WHAT TO PRODUCE >>
Search the records below for the string "JSON", and report each line that contains it.

(Collection entries)
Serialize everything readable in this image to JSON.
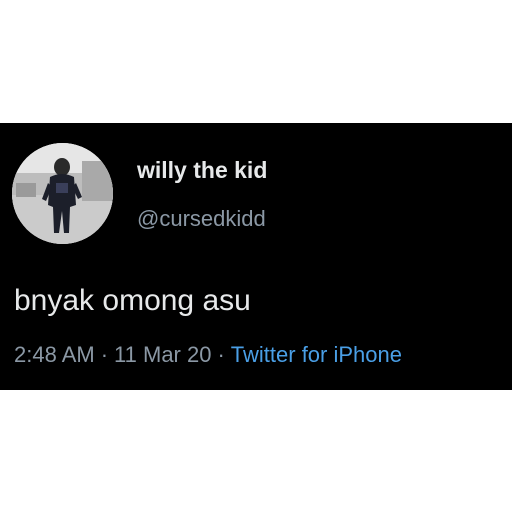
{
  "tweet": {
    "display_name": "willy the kid",
    "handle": "@cursedkidd",
    "text": "bnyak omong asu",
    "time": "2:48 AM",
    "date": "11 Mar 20",
    "separator": "·",
    "source": "Twitter for iPhone",
    "avatar_icon": "profile-photo-person-icon"
  },
  "colors": {
    "background": "#000000",
    "text": "#e7e9ea",
    "secondary_text": "#8b98a5",
    "link": "#4a9fe6"
  }
}
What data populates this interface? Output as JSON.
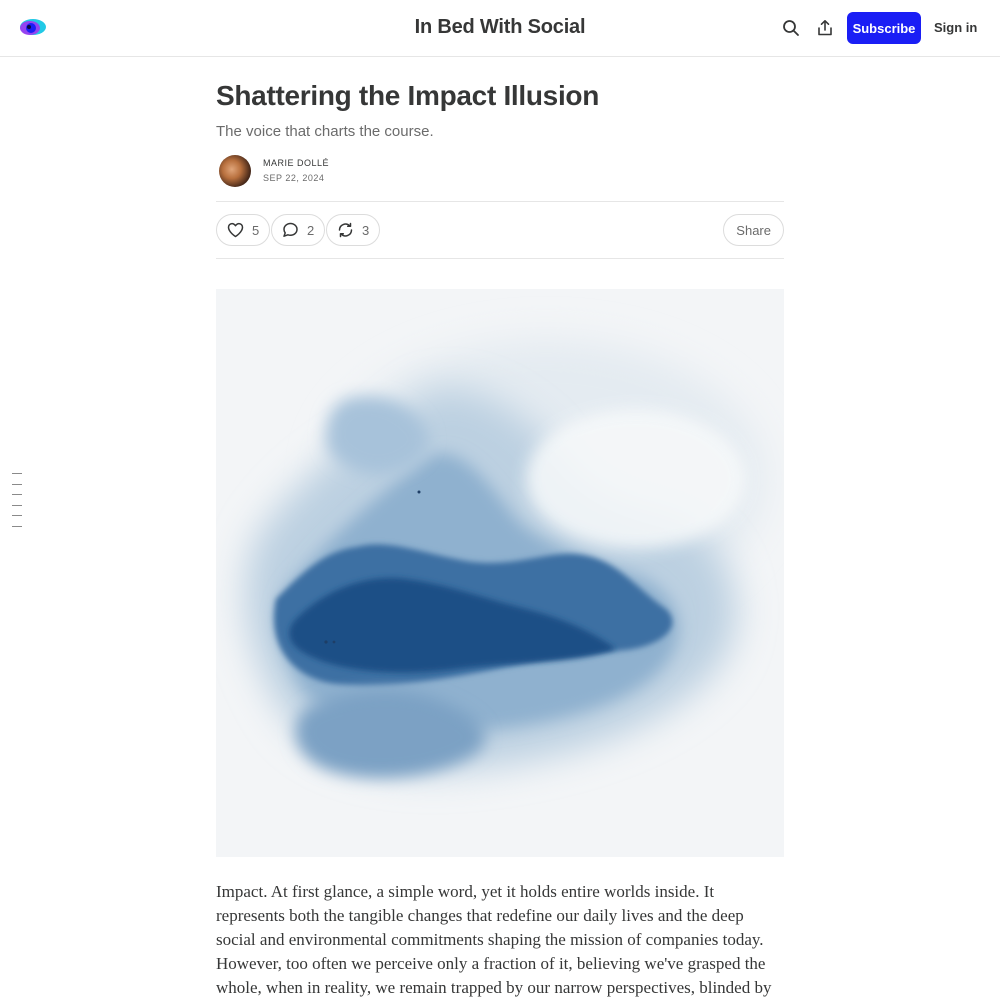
{
  "header": {
    "publication_title": "In Bed With Social",
    "subscribe_label": "Subscribe",
    "signin_label": "Sign in",
    "accent_color": "#1a1ef5",
    "icons": [
      "logo-icon",
      "search-icon",
      "share-icon"
    ]
  },
  "post": {
    "title": "Shattering the Impact Illusion",
    "subtitle": "The voice that charts the course.",
    "author": "MARIE DOLLÉ",
    "date": "SEP 22, 2024",
    "likes": "5",
    "comments": "2",
    "restacks": "3",
    "share_label": "Share",
    "body": "Impact. At first glance, a simple word, yet it holds entire worlds inside. It represents both the tangible changes that redefine our daily lives and the deep social and environmental commitments shaping the mission of companies today. However, too often we perceive only a fraction of it, believing we've grasped the whole, when in reality, we remain trapped by our narrow perspectives, blinded by limitations we no"
  },
  "toc": {
    "item_count": 6
  }
}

YOUR RESPONSE >>
Serialize everything readable in this image to JSON.
What data populates this interface? Output as JSON.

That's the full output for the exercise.